I woke up at 2:00 a.m. to shoot the lunar eclipse, and learned a few things:
Batteries fade quickly in cold temperatures. I can’t complain because I got off plenty of shots, but the night’s shooting did end with a blinking red battery light indicator.
Gloves are your friend. It’s cold at night in mid-December. And the wind only makes it colder.
I’m paying the Tripod Tax. It’s a photography truism, and I finally ran up against it. I own a cheap-o $35 Best Buy tripod. And it can’t support my camera and long lens at an extreme angle in the wind without compromising the pictures.
The 10 second timer is your friend. I found that after pushing the shutter button, the camera would take 5 or 6 seconds to settle back down. Like I said, the tripod is a cheap piece of crap. With the 10 second delay, it was much better settled before the exposure is taken.
Remember the ISO. I was having a tough time getting a shorter exposure time. Stupid me was about 3/4 of the night into shooting before it dawned on me to raise the ISO past 200. Once I got it to 800 and even 1600, the shutter speed was almost manageable with the tripod.
Ambient light is a pain in the butt at night. I live on a street corner that comes complete with a street light on it. I set up my tripod behind my car to block as much of that light as possible. I’m just grateful that the neighbor’s Christmas lights on their front lawn turned off before I went outside.
I love live view. Never thought I’d say that, but it’s key in focusing on the moon. Going to live view and looking at the scene in 10x magnification helped me manually focus better than I ever could through the viewfinder. It also showed me how pathetically awful my tripod was. I took my shots with a 10 second delay. After pushing the shutter button, I could see the camera settling down for the next 5 or 6 seconds, via the moon moving up the screen in live view.
Taking a picture of the eclipsing moon is hard. The bright part of the moon is many stops brighter than the orange/rusty part. You could take two exposures and sandwich them together, or even exposure bracket the thing.

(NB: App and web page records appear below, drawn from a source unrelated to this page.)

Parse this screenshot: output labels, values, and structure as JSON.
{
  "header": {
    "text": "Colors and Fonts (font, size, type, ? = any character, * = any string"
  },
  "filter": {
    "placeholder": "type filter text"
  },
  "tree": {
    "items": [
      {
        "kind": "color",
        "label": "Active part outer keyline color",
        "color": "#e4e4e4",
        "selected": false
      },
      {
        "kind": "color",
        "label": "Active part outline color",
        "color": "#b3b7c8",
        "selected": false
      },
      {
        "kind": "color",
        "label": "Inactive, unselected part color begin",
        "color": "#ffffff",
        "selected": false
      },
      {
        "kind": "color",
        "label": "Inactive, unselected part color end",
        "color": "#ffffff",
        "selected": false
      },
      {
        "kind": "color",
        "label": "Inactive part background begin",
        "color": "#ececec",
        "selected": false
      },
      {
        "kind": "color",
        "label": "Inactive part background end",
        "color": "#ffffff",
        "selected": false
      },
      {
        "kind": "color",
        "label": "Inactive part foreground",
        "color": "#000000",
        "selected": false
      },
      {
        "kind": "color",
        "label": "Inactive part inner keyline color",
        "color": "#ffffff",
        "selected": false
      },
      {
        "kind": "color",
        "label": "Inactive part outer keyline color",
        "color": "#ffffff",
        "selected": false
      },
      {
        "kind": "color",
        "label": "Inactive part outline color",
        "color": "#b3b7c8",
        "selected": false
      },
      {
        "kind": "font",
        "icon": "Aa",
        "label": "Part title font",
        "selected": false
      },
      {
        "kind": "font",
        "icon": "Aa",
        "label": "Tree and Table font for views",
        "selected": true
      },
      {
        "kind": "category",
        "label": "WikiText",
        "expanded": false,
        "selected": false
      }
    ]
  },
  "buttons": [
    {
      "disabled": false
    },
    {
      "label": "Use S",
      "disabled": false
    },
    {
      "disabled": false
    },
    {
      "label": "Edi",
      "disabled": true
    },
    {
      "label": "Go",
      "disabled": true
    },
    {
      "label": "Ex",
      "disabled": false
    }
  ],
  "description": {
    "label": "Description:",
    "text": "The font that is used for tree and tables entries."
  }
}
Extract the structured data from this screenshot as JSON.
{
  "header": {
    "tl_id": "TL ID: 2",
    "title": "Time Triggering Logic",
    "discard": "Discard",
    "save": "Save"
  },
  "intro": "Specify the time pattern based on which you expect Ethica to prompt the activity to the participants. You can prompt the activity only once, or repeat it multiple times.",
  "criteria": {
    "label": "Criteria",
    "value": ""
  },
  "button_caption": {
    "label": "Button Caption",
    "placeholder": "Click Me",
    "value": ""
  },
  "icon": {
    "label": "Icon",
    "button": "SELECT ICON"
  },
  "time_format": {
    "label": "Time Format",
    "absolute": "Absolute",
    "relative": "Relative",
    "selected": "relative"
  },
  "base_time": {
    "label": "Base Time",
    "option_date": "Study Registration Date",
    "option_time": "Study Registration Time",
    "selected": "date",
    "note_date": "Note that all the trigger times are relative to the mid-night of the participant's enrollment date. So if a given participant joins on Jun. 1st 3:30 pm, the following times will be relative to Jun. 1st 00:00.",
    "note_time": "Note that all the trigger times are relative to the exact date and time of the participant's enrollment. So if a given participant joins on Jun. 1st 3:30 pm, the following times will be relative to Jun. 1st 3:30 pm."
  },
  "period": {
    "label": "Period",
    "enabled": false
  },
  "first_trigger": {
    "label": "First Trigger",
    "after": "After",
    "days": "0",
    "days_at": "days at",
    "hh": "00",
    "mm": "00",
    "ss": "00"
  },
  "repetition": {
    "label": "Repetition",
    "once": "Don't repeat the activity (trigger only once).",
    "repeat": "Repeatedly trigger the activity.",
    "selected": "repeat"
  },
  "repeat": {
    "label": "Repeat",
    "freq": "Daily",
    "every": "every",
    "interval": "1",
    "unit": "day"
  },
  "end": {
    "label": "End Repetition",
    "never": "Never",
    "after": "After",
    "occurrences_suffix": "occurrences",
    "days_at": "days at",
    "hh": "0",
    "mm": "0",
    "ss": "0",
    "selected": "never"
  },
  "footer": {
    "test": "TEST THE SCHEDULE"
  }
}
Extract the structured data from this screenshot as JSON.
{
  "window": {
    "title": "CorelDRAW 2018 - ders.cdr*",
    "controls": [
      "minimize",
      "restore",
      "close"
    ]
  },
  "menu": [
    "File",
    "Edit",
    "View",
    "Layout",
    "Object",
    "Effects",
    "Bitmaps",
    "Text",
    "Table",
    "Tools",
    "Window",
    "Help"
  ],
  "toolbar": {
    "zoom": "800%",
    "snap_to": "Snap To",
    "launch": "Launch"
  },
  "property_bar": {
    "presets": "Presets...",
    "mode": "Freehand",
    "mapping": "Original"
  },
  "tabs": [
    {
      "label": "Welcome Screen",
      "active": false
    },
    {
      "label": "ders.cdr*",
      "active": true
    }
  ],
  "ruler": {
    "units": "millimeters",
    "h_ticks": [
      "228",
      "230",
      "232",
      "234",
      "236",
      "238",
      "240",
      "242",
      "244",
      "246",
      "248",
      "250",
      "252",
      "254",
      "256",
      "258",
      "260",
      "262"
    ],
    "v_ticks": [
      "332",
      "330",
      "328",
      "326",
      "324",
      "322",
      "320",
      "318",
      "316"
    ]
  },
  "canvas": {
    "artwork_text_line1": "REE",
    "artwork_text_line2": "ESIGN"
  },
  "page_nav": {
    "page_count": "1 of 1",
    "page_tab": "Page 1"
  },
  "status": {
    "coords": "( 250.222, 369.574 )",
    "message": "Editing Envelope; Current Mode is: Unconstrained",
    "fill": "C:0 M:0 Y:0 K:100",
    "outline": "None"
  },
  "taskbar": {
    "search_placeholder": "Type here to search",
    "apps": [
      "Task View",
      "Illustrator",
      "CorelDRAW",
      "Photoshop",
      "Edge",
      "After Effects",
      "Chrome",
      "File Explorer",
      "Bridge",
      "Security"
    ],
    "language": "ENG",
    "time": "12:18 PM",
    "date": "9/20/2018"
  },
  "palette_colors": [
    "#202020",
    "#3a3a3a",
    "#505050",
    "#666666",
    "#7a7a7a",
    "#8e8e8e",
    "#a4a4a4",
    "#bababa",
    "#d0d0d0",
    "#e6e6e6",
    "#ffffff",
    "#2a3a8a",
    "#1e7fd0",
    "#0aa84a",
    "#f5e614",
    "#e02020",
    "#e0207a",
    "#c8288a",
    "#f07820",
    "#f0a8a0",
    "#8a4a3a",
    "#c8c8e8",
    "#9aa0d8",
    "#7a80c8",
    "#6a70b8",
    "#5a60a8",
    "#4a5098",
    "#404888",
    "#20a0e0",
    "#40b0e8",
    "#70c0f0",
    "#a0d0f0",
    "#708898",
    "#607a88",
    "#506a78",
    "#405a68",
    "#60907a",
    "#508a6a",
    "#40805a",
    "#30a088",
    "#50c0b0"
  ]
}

I didn’t trust my tripod enough for that, though.
Did I mention how bad my tripod is? Really, it was so bad that I left the lens stabilization on to help counteract some of the movement.
I miss my remote release. The one I have for my Canon XTi doesn’t work with the 60D. Also, I’m tired of the infrared being on the front of the camera. I don’t want to reach around my camera to set off the shutter. So my next shutter release will be cabled. I also want to try to do star trails with that.